Jason Miles, |
Cozmopolitan is a remixed version of Jason Miles' first project as a leader, recorded in 1979. Miles was unable to sell it to a record company, so it was put aside until he rediscovered the master tapes in 2003. Since 1979, Miles has produced and recorded with artists ranging from Michael Jackson to Miles Davis, and been involved with more than 20 projects that have been Grammy winners or nominees.
The CD holds up well, although it is a product of its time. The biggest element that points to the late '70s/early '80s is Miles' use of Prophet V and Arp synthesizers. Synthesizer solos are no longer in fashion in jazz, and Miles' solos with them may even sound a bit cheesy now.
It is hard to find a reason for this. Synthesizers do not seem much more artificial than electric guitars, for example. On this record Miles does not go overboard with the effects, and also plays Fender Rhodes and acoustic piano.
Miles includes a drummer, percussionist and conga player on the tracks, so there is a nice polyphonic background. The late '70s was a time when bass players came into their own, taking leads and having their sound boosted in recordings. Here the bassist is 19-year-old Marcus Miller, who has since had many recording credits.
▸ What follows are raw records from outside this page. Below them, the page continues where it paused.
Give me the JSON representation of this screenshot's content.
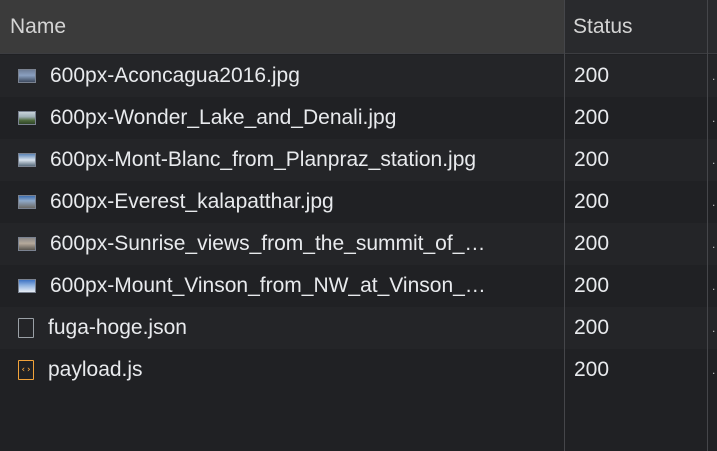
{
  "header": {
    "name": "Name",
    "status": "Status"
  },
  "rows": [
    {
      "name": "600px-Aconcagua2016.jpg",
      "status": "200",
      "icon": "image-thumbnail-icon",
      "thumb": "linear-gradient(180deg,#6f7f99 0%,#8aa0c0 45%,#3d4a5e 100%)"
    },
    {
      "name": "600px-Wonder_Lake_and_Denali.jpg",
      "status": "200",
      "icon": "image-thumbnail-icon",
      "thumb": "linear-gradient(180deg,#c9d3da 0%,#9fb0b6 40%,#4f6a3e 70%,#2f4426 100%)"
    },
    {
      "name": "600px-Mont-Blanc_from_Planpraz_station.jpg",
      "status": "200",
      "icon": "image-thumbnail-icon",
      "thumb": "linear-gradient(180deg,#5d86b8 0%,#d8e2ec 50%,#5a6c7d 100%)"
    },
    {
      "name": "600px-Everest_kalapatthar.jpg",
      "status": "200",
      "icon": "image-thumbnail-icon",
      "thumb": "linear-gradient(180deg,#3d6fb0 0%,#8fa9c8 40%,#6c6a66 100%)"
    },
    {
      "name": "600px-Sunrise_views_from_the_summit_of_…",
      "status": "200",
      "icon": "image-thumbnail-icon",
      "thumb": "linear-gradient(180deg,#8c8a8a 0%,#b5a99b 45%,#5a5650 100%)"
    },
    {
      "name": "600px-Mount_Vinson_from_NW_at_Vinson_…",
      "status": "200",
      "icon": "image-thumbnail-icon",
      "thumb": "linear-gradient(180deg,#3f74c4 0%,#8fb2e0 45%,#e8eef5 100%)"
    },
    {
      "name": "fuga-hoge.json",
      "status": "200",
      "icon": "document-icon"
    },
    {
      "name": "payload.js",
      "status": "200",
      "icon": "script-file-icon",
      "glyph": "‹›"
    }
  ]
}
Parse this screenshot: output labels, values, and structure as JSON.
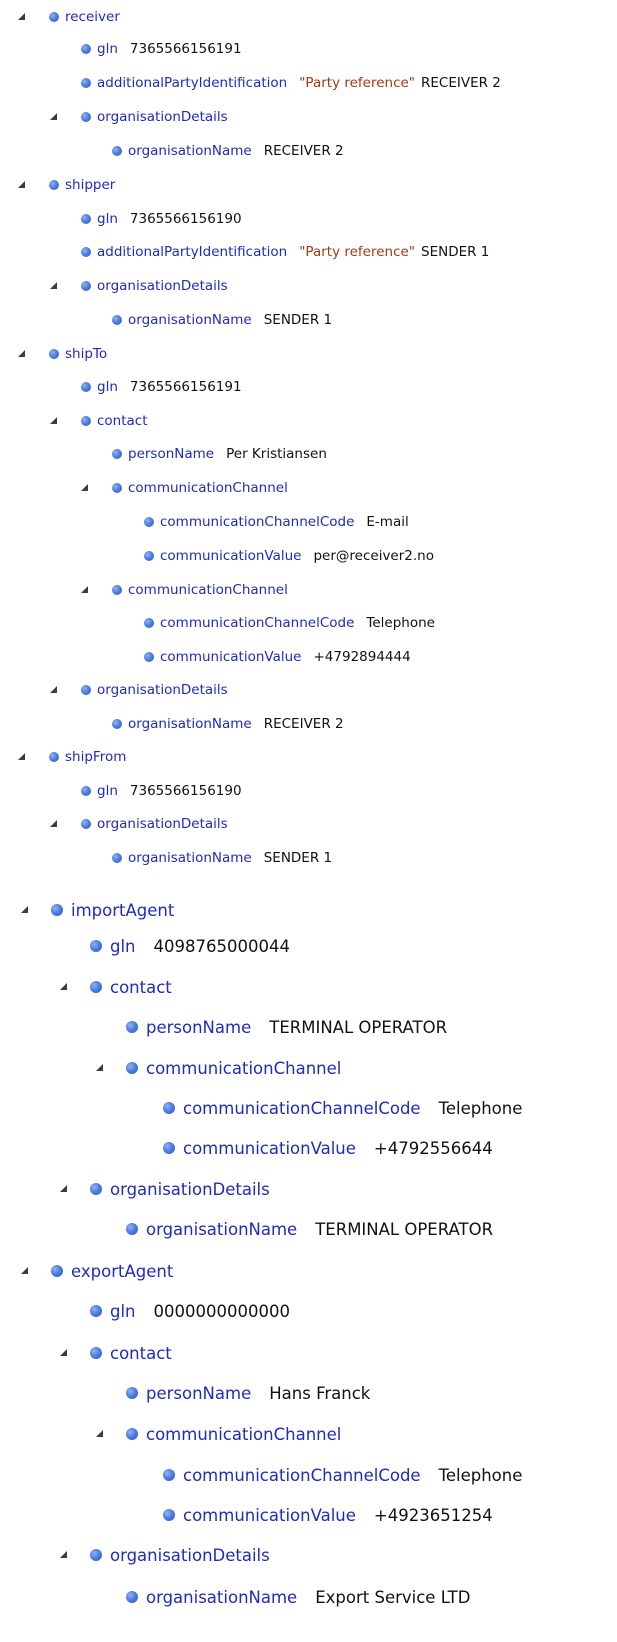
{
  "tree": [
    {
      "key": "receiver",
      "depth": 0,
      "size": 1,
      "expanded": true,
      "value": ""
    },
    {
      "key": "gln",
      "depth": 1,
      "size": 1,
      "value": "7365566156191"
    },
    {
      "key": "additionalPartyIdentification",
      "depth": 1,
      "size": 1,
      "quoted": "\"Party reference\"",
      "value": "RECEIVER 2"
    },
    {
      "key": "organisationDetails",
      "depth": 1,
      "size": 1,
      "expanded": true,
      "value": ""
    },
    {
      "key": "organisationName",
      "depth": 2,
      "size": 1,
      "value": "RECEIVER 2"
    },
    {
      "key": "shipper",
      "depth": 0,
      "size": 1,
      "expanded": true,
      "value": ""
    },
    {
      "key": "gln",
      "depth": 1,
      "size": 1,
      "value": "7365566156190"
    },
    {
      "key": "additionalPartyIdentification",
      "depth": 1,
      "size": 1,
      "quoted": "\"Party reference\"",
      "value": "SENDER 1"
    },
    {
      "key": "organisationDetails",
      "depth": 1,
      "size": 1,
      "expanded": true,
      "value": ""
    },
    {
      "key": "organisationName",
      "depth": 2,
      "size": 1,
      "value": "SENDER 1"
    },
    {
      "key": "shipTo",
      "depth": 0,
      "size": 1,
      "expanded": true,
      "value": ""
    },
    {
      "key": "gln",
      "depth": 1,
      "size": 1,
      "value": "7365566156191"
    },
    {
      "key": "contact",
      "depth": 1,
      "size": 1,
      "expanded": true,
      "value": ""
    },
    {
      "key": "personName",
      "depth": 2,
      "size": 1,
      "value": "Per Kristiansen"
    },
    {
      "key": "communicationChannel",
      "depth": 2,
      "size": 1,
      "expanded": true,
      "value": ""
    },
    {
      "key": "communicationChannelCode",
      "depth": 3,
      "size": 1,
      "value": "E-mail"
    },
    {
      "key": "communicationValue",
      "depth": 3,
      "size": 1,
      "value": "per@receiver2.no"
    },
    {
      "key": "communicationChannel",
      "depth": 2,
      "size": 1,
      "expanded": true,
      "value": ""
    },
    {
      "key": "communicationChannelCode",
      "depth": 3,
      "size": 1,
      "value": "Telephone"
    },
    {
      "key": "communicationValue",
      "depth": 3,
      "size": 1,
      "value": "+4792894444"
    },
    {
      "key": "organisationDetails",
      "depth": 1,
      "size": 1,
      "expanded": true,
      "value": ""
    },
    {
      "key": "organisationName",
      "depth": 2,
      "size": 1,
      "value": "RECEIVER 2"
    },
    {
      "key": "shipFrom",
      "depth": 0,
      "size": 1,
      "expanded": true,
      "value": ""
    },
    {
      "key": "gln",
      "depth": 1,
      "size": 1,
      "value": "7365566156190"
    },
    {
      "key": "organisationDetails",
      "depth": 1,
      "size": 1,
      "expanded": true,
      "value": ""
    },
    {
      "key": "organisationName",
      "depth": 2,
      "size": 1,
      "value": "SENDER 1"
    },
    {
      "key": "importAgent",
      "depth": 0,
      "size": 2,
      "expanded": true,
      "value": ""
    },
    {
      "key": "gln",
      "depth": 1,
      "size": 2,
      "value": "4098765000044"
    },
    {
      "key": "contact",
      "depth": 1,
      "size": 2,
      "expanded": true,
      "value": ""
    },
    {
      "key": "personName",
      "depth": 2,
      "size": 2,
      "value": "TERMINAL OPERATOR"
    },
    {
      "key": "communicationChannel",
      "depth": 2,
      "size": 2,
      "expanded": true,
      "value": ""
    },
    {
      "key": "communicationChannelCode",
      "depth": 3,
      "size": 2,
      "value": "Telephone"
    },
    {
      "key": "communicationValue",
      "depth": 3,
      "size": 2,
      "value": "+4792556644"
    },
    {
      "key": "organisationDetails",
      "depth": 1,
      "size": 2,
      "expanded": true,
      "value": ""
    },
    {
      "key": "organisationName",
      "depth": 2,
      "size": 2,
      "value": "TERMINAL OPERATOR"
    },
    {
      "key": "exportAgent",
      "depth": 0,
      "size": 2,
      "expanded": true,
      "value": ""
    },
    {
      "key": "gln",
      "depth": 1,
      "size": 2,
      "value": "0000000000000"
    },
    {
      "key": "contact",
      "depth": 1,
      "size": 2,
      "expanded": true,
      "value": ""
    },
    {
      "key": "personName",
      "depth": 2,
      "size": 2,
      "value": "Hans Franck"
    },
    {
      "key": "communicationChannel",
      "depth": 2,
      "size": 2,
      "expanded": true,
      "value": ""
    },
    {
      "key": "communicationChannelCode",
      "depth": 3,
      "size": 2,
      "value": "Telephone"
    },
    {
      "key": "communicationValue",
      "depth": 3,
      "size": 2,
      "value": "+4923651254"
    },
    {
      "key": "organisationDetails",
      "depth": 1,
      "size": 2,
      "expanded": true,
      "value": ""
    },
    {
      "key": "organisationName",
      "depth": 2,
      "size": 2,
      "value": "Export Service LTD"
    }
  ]
}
The original 1979 mixes of two of the tracks are included at the end of the CD. The major difference between the old and new mixes of the title track and "The Man Who Pushes the Buttons" is that the rhythm section is much more prominent in the originals. Although it is easier to hear the individual percussionists, these earlier mixes sound "busier" than the new ones, and Miller sounds too loud by today's standards.
Most of the eight tracks (including the two 1979 mixes) are structured with alternating woodwind and keyboard solos. The title track is a bouncy number featuring Gerry Niewood's alto sax and Miles's synth. "Kashmirian Twist" starts with a tabla solo (there's the '70s again) by Badal Roy. This track melds into a standard sax/electric keys workout, except for two fadeouts for two more tabla solos.
"Gale Warning" and "The Man Who Pushes the Buttons" feature Michael Brecker on tenor sax. Brecker sounds more confident and takes a harder approach than Niewood. "Powder" is softer, with Niewood on flute, and adds Ricardo Silviera soloing on electric guitar. "Poetry" begins with Miles on acoustic piano.
This was the era of jazz fusion, and Cozmopolitan reflects the years in which it was produced. There are plenty of electronics, but it happily avoids overdoing the funk sound that was dominant at the time. The plethora of percussionists stops the sound from having cliched drumbeats. Miller is a bit heavy at times, but he does not pull out overdone funk riffs, either.
Cozmopolitan is not a brilliant CD, and the songs tend to sound a bit similar, even though it is only a bit more than half an hour long, excluding the two original remixes. But the CD has a bright, upbeat sound. It is not a bad way to revisit the days of fusion.